I was a bit surprised because Opera 4.0b1 looks pretty much like Opera 3.62 (and even Opera 3.21 for that matter). Not that I was expecting any major differences, but still. In any event, the one thing I did notice is that while the browser is still a fraction of the size of IE or Netscape (the download is about 1.5 megs), it’s gotten even quicker than before. Pages load up in a snappy fashion, even those with heavy backgrounds or lots of images. Whatever they did, they did it well.
Apparently, much of the HTML 4.0 spec is followed, though I haven’t had the time to see exactly how much. I have noticed a couple of the main problems with earlier versions (like displaying background images in table cells) have been fixed. Since there’s no real information on their web site yet about the differences in the new version, I also don’t know to what extent they support CSS2, though I imagine it’s the best of any current browser since Opera was the most CSS-compliant browser for CSS1.
There are some problems, though, as should be expected with a beta version.
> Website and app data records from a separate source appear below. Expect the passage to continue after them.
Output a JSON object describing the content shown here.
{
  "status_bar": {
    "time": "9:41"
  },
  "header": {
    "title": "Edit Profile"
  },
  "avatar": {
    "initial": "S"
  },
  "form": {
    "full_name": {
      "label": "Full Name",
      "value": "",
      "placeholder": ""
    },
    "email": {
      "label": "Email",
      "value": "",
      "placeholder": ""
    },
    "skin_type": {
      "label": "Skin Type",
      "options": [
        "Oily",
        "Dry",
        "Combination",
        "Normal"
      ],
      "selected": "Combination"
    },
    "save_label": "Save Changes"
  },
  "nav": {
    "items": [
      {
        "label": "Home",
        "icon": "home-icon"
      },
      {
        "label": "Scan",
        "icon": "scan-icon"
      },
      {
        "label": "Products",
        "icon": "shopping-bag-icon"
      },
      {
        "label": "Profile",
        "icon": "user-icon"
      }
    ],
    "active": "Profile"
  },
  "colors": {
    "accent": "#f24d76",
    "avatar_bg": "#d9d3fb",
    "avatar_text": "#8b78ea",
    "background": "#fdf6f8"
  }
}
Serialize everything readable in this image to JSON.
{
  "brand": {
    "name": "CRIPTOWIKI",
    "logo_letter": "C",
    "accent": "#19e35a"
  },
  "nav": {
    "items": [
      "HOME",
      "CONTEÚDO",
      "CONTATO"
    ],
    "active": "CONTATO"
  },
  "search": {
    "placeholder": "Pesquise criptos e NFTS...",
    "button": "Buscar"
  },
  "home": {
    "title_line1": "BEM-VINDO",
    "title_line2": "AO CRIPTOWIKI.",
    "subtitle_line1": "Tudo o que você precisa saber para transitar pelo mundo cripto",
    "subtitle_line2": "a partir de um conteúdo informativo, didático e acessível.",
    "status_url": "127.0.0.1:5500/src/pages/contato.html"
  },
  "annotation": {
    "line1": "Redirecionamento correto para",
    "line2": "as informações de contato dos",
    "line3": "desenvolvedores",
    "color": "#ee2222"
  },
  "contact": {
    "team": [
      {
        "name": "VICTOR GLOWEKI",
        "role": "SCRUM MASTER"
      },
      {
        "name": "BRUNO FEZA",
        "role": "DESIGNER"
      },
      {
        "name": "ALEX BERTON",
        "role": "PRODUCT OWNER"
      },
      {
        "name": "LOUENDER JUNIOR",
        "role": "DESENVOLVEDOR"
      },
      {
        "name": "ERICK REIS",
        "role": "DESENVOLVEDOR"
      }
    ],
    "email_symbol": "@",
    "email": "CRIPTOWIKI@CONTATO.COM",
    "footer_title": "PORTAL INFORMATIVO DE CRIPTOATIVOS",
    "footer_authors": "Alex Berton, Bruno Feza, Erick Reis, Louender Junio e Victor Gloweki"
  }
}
I’ve already submitted three or four bug reports and have had a few crashes, but it’s worth dealing with to get a peek at a new product. If you’re already an Opera user, go grab the new version, but install it separately from your previous version (you could install Opera 15 separate times and still not have it the size of IE 5). If you haven’t tried Opera yet, you may want to give it a spin — especially if the idea of having 15 windows open at once excites you. -ram
Posted in Technology